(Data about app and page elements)
────────────────────────────────────────
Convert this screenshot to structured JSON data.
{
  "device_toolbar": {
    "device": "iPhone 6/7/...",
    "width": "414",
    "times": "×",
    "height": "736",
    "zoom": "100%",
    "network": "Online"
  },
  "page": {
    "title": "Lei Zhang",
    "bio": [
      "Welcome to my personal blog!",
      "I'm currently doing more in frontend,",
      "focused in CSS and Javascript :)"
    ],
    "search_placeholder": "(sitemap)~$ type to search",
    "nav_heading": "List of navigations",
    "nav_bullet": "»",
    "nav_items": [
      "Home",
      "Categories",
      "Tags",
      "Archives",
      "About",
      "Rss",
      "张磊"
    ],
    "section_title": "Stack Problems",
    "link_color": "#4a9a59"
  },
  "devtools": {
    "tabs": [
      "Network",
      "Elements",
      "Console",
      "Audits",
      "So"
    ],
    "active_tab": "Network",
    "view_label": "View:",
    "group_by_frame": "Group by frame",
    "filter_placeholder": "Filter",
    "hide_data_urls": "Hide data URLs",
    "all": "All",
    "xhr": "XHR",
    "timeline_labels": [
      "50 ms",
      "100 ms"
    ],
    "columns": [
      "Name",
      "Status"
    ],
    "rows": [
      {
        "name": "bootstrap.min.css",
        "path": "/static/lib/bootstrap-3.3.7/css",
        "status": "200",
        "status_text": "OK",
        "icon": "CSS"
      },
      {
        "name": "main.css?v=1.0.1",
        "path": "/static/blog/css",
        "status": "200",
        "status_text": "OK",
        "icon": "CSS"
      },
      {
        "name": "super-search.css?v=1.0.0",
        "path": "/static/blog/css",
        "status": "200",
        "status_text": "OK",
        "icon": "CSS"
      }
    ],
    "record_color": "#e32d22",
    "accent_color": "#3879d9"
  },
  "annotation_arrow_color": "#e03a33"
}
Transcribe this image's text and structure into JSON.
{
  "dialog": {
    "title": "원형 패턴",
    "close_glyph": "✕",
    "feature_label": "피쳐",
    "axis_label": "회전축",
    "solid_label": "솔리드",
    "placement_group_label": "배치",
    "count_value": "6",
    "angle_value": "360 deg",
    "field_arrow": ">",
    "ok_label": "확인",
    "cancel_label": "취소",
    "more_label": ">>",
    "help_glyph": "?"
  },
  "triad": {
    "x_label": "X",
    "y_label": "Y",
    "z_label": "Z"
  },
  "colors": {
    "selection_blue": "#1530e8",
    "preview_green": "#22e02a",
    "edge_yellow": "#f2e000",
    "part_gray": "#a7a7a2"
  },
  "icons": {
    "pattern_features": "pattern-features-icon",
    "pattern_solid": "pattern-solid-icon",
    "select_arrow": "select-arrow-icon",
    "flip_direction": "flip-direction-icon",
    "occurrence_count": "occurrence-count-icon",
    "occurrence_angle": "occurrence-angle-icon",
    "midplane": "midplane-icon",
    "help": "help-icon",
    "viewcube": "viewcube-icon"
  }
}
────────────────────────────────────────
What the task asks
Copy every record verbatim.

Solution
Convert this screenshot to structured JSON data.
{
  "device_toolbar": {
    "device": "iPhone 6/7/...",
    "width": "414",
    "times": "×",
    "height": "736",
    "zoom": "100%",
    "network": "Online"
  },
  "page": {
    "title": "Lei Zhang",
    "bio": [
      "Welcome to my personal blog!",
      "I'm currently doing more in frontend,",
      "focused in CSS and Javascript :)"
    ],
    "search_placeholder": "(sitemap)~$ type to search",
    "nav_heading": "List of navigations",
    "nav_bullet": "»",
    "nav_items": [
      "Home",
      "Categories",
      "Tags",
      "Archives",
      "About",
      "Rss",
      "张磊"
    ],
    "section_title": "Stack Problems",
    "link_color": "#4a9a59"
  },
  "devtools": {
    "tabs": [
      "Network",
      "Elements",
      "Console",
      "Audits",
      "So"
    ],
    "active_tab": "Network",
    "view_label": "View:",
    "group_by_frame": "Group by frame",
    "filter_placeholder": "Filter",
    "hide_data_urls": "Hide data URLs",
    "all": "All",
    "xhr": "XHR",
    "timeline_labels": [
      "50 ms",
      "100 ms"
    ],
    "columns": [
      "Name",
      "Status"
    ],
    "rows": [
      {
        "name": "bootstrap.min.css",
        "path": "/static/lib/bootstrap-3.3.7/css",
        "status": "200",
        "status_text": "OK",
        "icon": "CSS"
      },
      {
        "name": "main.css?v=1.0.1",
        "path": "/static/blog/css",
        "status": "200",
        "status_text": "OK",
        "icon": "CSS"
      },
      {
        "name": "super-search.css?v=1.0.0",
        "path": "/static/blog/css",
        "status": "200",
        "status_text": "OK",
        "icon": "CSS"
      }
    ],
    "record_color": "#e32d22",
    "accent_color": "#3879d9"
  },
  "annotation_arrow_color": "#e03a33"
}
Transcribe this image's text and structure into JSON.
{
  "dialog": {
    "title": "원형 패턴",
    "close_glyph": "✕",
    "feature_label": "피쳐",
    "axis_label": "회전축",
    "solid_label": "솔리드",
    "placement_group_label": "배치",
    "count_value": "6",
    "angle_value": "360 deg",
    "field_arrow": ">",
    "ok_label": "확인",
    "cancel_label": "취소",
    "more_label": ">>",
    "help_glyph": "?"
  },
  "triad": {
    "x_label": "X",
    "y_label": "Y",
    "z_label": "Z"
  },
  "colors": {
    "selection_blue": "#1530e8",
    "preview_green": "#22e02a",
    "edge_yellow": "#f2e000",
    "part_gray": "#a7a7a2"
  },
  "icons": {
    "pattern_features": "pattern-features-icon",
    "pattern_solid": "pattern-solid-icon",
    "select_arrow": "select-arrow-icon",
    "flip_direction": "flip-direction-icon",
    "occurrence_count": "occurrence-count-icon",
    "occurrence_angle": "occurrence-angle-icon",
    "midplane": "midplane-icon",
    "help": "help-icon",
    "viewcube": "viewcube-icon"
  }
}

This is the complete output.